Description of the task: In the records below, find each line that holds "General" and return it.

[Source data]

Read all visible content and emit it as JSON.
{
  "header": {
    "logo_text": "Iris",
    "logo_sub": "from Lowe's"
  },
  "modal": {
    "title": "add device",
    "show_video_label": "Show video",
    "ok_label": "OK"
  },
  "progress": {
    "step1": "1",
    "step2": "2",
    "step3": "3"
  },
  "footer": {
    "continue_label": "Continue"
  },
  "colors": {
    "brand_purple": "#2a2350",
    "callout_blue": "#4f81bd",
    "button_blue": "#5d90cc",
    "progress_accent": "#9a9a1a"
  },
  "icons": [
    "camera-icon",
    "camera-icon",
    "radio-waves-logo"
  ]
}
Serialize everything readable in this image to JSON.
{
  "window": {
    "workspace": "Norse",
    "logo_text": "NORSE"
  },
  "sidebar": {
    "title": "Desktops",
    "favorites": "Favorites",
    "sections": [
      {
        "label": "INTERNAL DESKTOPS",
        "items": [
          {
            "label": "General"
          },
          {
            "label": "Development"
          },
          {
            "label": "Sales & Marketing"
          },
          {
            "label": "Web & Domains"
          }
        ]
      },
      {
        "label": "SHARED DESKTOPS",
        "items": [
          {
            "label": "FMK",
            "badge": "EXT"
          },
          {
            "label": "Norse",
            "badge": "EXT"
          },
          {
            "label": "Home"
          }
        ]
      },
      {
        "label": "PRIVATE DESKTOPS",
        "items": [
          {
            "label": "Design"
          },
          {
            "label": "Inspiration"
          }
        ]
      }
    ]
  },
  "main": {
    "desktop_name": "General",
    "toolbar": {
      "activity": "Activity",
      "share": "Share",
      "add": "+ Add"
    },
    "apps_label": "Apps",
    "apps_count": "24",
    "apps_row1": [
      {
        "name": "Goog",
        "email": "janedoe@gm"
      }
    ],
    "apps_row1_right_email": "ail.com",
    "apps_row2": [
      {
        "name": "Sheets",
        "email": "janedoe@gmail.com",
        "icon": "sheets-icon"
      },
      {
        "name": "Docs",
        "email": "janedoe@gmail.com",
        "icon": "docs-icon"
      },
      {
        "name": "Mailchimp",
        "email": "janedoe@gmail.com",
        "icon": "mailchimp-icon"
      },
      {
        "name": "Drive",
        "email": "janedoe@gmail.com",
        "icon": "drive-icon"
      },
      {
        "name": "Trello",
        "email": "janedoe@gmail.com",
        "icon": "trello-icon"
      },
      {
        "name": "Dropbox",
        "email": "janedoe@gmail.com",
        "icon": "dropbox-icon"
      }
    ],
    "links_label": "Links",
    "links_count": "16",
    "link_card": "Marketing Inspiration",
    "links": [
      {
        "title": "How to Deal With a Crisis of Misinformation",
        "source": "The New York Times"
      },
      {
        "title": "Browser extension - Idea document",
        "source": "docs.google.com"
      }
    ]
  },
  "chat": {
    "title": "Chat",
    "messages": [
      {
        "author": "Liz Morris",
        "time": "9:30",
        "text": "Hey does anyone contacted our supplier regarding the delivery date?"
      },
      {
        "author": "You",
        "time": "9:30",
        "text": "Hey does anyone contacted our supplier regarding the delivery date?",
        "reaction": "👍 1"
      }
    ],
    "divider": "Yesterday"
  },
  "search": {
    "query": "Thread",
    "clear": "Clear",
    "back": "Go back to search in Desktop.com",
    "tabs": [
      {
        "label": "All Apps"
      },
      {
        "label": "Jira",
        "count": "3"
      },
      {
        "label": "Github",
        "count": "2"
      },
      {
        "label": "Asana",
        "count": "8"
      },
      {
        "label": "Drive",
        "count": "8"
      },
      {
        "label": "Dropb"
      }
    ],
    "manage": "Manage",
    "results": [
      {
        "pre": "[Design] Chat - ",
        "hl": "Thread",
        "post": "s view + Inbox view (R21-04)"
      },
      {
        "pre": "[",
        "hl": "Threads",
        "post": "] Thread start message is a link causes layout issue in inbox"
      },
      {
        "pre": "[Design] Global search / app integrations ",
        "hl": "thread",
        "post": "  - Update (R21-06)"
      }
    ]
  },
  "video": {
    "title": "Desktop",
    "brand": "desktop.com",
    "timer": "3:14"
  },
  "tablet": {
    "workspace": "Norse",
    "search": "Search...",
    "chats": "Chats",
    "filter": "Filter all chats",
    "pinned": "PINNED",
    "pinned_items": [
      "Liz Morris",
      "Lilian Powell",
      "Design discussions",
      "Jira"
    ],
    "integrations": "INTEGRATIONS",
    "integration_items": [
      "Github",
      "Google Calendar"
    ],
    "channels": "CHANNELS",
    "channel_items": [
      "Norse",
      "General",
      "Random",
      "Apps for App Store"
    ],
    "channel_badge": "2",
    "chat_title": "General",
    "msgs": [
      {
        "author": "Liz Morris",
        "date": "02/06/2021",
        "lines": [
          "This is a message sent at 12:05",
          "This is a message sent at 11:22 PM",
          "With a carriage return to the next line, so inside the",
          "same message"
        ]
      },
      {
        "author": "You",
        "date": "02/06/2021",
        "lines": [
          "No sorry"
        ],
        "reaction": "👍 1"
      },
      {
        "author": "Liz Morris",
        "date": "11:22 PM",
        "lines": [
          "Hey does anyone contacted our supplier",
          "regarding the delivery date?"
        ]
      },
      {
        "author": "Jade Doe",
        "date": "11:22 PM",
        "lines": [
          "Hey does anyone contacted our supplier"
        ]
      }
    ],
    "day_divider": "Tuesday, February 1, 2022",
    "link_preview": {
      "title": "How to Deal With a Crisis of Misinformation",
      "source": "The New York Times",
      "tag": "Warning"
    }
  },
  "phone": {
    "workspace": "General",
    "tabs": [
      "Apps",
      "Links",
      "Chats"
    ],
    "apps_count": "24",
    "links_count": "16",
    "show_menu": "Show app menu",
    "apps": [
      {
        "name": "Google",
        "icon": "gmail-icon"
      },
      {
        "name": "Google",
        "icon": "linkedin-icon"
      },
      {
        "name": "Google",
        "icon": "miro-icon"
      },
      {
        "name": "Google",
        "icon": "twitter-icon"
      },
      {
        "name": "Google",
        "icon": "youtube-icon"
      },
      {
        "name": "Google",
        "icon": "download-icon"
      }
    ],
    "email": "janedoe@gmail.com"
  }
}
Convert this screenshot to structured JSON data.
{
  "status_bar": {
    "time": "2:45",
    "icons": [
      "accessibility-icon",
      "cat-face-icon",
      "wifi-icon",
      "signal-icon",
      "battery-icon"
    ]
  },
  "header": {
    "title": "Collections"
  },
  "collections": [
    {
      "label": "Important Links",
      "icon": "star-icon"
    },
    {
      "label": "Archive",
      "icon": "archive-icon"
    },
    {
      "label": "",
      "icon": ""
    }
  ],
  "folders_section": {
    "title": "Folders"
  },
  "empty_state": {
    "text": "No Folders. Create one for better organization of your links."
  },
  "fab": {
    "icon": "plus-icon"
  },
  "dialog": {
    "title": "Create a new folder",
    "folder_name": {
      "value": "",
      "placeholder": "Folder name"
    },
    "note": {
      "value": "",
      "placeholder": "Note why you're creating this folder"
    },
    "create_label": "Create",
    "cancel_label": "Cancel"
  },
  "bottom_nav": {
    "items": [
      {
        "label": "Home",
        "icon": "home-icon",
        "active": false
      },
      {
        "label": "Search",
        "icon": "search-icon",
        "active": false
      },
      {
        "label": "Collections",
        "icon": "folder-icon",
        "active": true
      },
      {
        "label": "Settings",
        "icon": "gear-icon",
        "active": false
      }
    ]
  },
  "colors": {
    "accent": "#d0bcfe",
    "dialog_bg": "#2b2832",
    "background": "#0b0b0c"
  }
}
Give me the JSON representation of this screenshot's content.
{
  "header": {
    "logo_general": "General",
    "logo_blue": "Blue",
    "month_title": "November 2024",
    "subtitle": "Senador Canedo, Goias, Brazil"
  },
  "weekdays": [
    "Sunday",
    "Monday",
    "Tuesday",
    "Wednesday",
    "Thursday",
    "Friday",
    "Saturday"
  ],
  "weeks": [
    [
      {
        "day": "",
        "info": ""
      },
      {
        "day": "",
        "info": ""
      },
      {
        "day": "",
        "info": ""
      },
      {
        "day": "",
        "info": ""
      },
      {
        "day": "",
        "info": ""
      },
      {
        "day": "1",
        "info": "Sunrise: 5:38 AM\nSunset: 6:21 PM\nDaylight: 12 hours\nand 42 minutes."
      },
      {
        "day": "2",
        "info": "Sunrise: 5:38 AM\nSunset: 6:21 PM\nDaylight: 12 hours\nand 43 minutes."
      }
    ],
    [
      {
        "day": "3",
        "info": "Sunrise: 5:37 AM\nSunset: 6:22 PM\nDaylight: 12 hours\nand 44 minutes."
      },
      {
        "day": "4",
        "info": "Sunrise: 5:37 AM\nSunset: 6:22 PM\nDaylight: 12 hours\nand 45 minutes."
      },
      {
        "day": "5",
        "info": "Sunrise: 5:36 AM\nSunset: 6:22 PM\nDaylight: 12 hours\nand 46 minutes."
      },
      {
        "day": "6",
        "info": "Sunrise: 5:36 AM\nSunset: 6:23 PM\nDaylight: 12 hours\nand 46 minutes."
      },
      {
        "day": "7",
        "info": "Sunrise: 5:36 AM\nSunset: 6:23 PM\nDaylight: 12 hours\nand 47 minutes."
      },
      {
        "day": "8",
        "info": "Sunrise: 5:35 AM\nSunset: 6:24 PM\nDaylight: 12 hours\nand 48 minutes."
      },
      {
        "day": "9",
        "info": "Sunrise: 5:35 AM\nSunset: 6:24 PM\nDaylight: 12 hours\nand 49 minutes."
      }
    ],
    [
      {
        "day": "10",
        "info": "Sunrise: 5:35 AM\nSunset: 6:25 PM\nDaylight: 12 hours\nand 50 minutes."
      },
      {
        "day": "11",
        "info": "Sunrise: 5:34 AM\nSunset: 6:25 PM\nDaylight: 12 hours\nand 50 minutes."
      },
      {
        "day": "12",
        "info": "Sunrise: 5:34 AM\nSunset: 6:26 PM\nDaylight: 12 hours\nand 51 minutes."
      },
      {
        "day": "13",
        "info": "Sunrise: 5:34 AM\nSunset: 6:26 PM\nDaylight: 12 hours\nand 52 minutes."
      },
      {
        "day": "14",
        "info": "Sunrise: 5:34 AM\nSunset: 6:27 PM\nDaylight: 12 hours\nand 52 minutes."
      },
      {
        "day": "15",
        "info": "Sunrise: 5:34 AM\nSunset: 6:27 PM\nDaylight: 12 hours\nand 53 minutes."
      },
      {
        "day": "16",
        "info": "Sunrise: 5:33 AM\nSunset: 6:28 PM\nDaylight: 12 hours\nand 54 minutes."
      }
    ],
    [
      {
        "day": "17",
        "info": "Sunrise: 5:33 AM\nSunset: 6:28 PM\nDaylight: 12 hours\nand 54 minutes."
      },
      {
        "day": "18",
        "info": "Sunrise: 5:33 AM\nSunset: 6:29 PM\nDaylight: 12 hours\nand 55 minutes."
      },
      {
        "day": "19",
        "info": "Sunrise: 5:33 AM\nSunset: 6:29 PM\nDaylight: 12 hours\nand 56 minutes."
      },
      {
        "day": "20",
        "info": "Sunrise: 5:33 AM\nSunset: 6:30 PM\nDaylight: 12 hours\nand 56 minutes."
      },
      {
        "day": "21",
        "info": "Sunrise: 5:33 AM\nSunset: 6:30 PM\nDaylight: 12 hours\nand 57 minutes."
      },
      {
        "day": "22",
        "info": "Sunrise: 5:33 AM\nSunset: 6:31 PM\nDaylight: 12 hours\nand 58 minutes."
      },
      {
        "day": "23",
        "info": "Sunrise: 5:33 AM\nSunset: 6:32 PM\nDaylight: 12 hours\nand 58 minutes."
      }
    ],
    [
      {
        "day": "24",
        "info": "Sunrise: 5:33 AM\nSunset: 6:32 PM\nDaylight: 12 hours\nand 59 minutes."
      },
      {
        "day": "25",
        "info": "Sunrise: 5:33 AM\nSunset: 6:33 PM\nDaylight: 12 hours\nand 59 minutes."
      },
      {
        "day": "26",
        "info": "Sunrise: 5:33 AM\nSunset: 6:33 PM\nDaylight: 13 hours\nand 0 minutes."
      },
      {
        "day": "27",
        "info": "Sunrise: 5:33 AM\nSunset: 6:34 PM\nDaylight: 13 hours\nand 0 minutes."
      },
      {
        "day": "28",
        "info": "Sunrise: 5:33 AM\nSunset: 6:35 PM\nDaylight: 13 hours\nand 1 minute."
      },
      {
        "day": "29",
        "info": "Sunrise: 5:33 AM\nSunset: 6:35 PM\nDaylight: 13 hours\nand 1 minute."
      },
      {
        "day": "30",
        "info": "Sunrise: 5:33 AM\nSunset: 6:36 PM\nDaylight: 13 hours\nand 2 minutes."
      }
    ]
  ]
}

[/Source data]

Written response:
            "label": "General"
    "desktop_name": "General",
      "General",
    "chat_title": "General",
    "workspace": "General",
    "logo_general": "General",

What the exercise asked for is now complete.